The ongoing concerns with the change from E5 to E10 is currently being debated all over social media. Will E10 cause harm to your equipment, the short answer is.. It depends. This prompted me to do some research and find out exactly what’s going on so that I could share the information.
What is E10 Fuel?
In short E10 is a greener blend of petrol than the Pre September 2021 standard E5 fuel has been used in Britain for many years. It contains a higher percentage of bioethanol (which is a renewable fuel), than the current E5 mix, which means lower carbon emissions and lower impact on the planet. The ethanol is produced by fermenting plants such as wheat, corn and sugar beets into alcohol then added to the petrol before it leaves the plant.
In theory E10 is slightly cheaper than regular unleaded due to the higher ethanol levels and your mower may well run on it without any immediate problems, but long term this will be a different story. Ethanol has a liking for water and, when E10 fuel is left in the fuel tank or stored in a fuel can for extended periods of time, especially over the wetter and colder winter months. Of course this will have more of an impact on those that store machinery in unheated areas outside. Ethanol can readily absorb moisture from the atmosphere, meaning any contact with air will result in some form of absorption. This moisture can corrode parts of your fuel system, which poses a potential safety risk as well as reducing the lifespan of your machinery.
That’s not all, the ethanol can actually dissolve in the water and create an ethanol-water mix that will then separate from the petrol, forming two distinct layers. These layers will cause you a few headaches in the spring when starting the machinery for the first time. This is one of the main reasons why the shelf life for oil fuels is usually around 3 months.
Water getting into any engine is always bad news, and can be very expensive to repair.

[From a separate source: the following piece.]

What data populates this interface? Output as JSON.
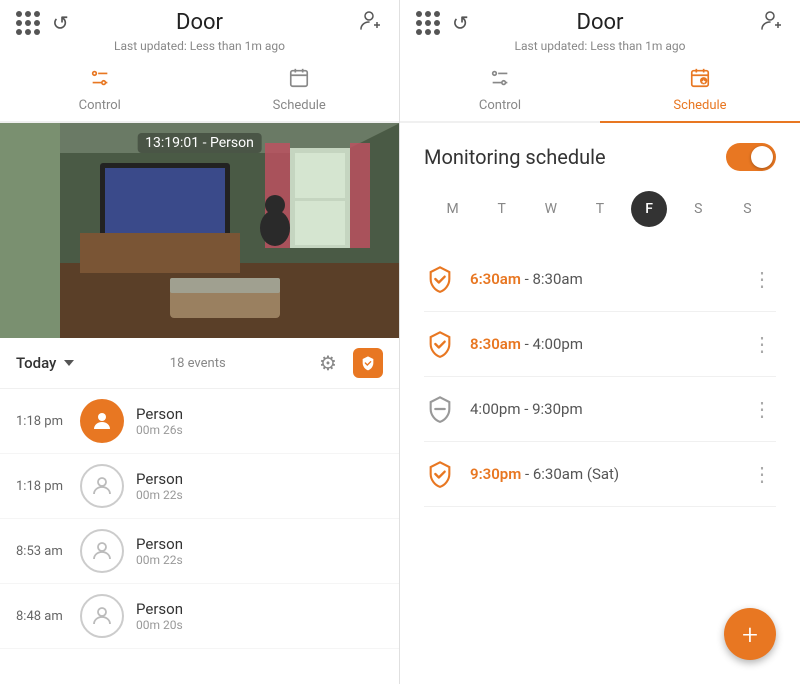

Even if your machinery is compatible with E10 you should air on the side of caution. Especially if you leave machinery for over 30 days with E10 in. For these situations the likes of Honda recommend adding a petrol stabilizer to the fuel tank and filling the tank to the brim, as the aforementioned air in the tank will “promote fuel deterioration during storage”. Stabilizers can stop fuel degrading for upto 24 weeks depending on the brand and type.
Mowers Online also recommends a fuel stabilizer, as “ethanol causes multiple problems for small petrol engines and you shouldn’t leave it in the tank”.
AA technical specialist, Greg Carter, warned against using E10 in lawn mowers and recommended only buying the ‘super unleaded’ for garden equipment. As super unleaded will remain E5 for some time. Eliminating the issue entirely, although more expensive!
How can I tell if my machinery is compatible with E10?
One of the easiest ways is to simply contact the manufacturer, alternatively you can check the manual. Compatibility is pretty much based on the effectiveness of the fuel systems to keep moisture out, since this is the main cause of issues. Chances are if the machine was built before 2021 it won’t be compatible. But this doesn’t mean that any machine built after 2021 is compatible either, old stock or machines that haven’t been updated will still be incompatible. Honda have made the document in the link below stating as long as the fuel doesn’t go over it’s shelf life E10 is safe to use in their engines.
Honda Engines | Fuel Recommendations
Here’s some more links you may find useful when searching to see if your machine is E10 compatible. I recommend getting the full go ahead from your manufacturer before deciding to take the switch.